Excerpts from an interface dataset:
##############################
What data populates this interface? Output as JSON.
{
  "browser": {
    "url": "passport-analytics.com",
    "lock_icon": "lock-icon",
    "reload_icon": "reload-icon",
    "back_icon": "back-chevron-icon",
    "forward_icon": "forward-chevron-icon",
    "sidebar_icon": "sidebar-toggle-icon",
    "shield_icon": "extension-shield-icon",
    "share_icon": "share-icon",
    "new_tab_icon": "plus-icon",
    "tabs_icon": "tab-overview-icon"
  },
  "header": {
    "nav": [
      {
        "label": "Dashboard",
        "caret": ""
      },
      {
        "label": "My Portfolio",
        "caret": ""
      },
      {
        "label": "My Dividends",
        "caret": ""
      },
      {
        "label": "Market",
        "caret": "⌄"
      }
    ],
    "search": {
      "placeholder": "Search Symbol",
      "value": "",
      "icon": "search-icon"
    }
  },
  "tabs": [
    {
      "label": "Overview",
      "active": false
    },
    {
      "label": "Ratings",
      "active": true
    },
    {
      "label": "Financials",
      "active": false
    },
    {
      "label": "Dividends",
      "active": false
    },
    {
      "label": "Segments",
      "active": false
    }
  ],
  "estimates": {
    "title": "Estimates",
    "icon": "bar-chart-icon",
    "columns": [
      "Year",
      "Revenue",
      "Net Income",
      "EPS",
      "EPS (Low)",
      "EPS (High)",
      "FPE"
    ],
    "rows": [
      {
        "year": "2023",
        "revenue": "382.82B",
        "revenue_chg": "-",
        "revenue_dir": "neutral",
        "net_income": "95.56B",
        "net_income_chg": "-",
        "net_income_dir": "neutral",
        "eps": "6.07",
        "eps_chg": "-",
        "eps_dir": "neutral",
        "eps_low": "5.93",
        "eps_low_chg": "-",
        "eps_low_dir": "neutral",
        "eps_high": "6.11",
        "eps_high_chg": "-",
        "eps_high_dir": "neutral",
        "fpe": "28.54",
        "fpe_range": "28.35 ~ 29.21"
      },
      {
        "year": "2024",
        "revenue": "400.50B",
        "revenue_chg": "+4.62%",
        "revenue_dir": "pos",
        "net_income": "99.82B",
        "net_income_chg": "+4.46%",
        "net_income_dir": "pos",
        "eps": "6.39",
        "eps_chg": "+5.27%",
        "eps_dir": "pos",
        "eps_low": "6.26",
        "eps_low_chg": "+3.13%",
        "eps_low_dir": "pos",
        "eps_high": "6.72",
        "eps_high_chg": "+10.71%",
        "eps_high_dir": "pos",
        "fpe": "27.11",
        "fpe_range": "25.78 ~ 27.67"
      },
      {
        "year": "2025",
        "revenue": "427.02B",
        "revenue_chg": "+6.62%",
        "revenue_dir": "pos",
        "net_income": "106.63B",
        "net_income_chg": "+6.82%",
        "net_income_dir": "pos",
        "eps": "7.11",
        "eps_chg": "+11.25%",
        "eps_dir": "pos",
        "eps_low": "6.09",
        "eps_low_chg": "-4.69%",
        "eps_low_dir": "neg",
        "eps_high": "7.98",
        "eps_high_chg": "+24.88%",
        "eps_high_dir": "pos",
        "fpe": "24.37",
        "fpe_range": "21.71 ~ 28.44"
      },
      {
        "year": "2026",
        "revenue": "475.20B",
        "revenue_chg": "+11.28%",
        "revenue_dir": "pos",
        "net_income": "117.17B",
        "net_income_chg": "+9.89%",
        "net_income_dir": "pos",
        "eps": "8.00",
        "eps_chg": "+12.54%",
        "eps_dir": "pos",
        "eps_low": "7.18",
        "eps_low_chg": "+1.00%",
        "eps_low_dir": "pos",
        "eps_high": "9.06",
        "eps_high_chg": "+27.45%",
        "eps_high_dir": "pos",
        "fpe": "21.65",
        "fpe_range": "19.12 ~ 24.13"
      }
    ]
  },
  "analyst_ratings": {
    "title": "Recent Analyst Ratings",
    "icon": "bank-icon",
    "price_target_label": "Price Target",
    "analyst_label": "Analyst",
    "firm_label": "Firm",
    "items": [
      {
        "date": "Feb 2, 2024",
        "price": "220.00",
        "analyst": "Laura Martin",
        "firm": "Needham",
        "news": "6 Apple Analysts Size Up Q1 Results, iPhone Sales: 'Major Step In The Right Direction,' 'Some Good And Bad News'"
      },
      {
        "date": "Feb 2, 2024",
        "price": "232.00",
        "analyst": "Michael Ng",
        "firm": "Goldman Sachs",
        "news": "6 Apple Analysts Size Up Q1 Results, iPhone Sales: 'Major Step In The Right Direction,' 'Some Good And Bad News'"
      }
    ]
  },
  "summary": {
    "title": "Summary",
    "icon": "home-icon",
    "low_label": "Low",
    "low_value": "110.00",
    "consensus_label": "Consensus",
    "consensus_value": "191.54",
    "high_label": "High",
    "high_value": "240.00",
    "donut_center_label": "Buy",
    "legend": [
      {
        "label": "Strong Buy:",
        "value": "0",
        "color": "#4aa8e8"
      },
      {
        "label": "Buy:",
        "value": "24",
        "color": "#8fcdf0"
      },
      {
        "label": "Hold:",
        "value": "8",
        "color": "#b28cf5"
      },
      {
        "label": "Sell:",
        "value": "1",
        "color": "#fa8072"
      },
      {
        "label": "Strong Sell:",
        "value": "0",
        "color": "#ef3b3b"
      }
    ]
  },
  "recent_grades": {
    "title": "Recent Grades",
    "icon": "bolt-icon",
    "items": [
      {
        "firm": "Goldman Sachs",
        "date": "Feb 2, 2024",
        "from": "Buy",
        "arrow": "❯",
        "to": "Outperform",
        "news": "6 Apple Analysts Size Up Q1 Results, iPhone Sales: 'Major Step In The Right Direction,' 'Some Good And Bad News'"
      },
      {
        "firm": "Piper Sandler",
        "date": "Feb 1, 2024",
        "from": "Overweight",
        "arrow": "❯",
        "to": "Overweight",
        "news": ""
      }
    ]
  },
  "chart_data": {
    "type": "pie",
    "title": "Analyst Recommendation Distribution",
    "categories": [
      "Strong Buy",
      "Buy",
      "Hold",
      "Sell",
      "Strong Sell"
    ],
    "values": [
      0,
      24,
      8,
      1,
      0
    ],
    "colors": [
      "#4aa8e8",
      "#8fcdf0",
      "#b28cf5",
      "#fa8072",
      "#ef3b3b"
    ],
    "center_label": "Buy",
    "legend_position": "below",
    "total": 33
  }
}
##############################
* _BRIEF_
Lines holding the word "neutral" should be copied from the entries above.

* _RESPONSE BELOW_
        "revenue_dir": "neutral",
        "net_income_dir": "neutral",
        "eps_dir": "neutral",
        "eps_low_dir": "neutral",
        "eps_high_dir": "neutral",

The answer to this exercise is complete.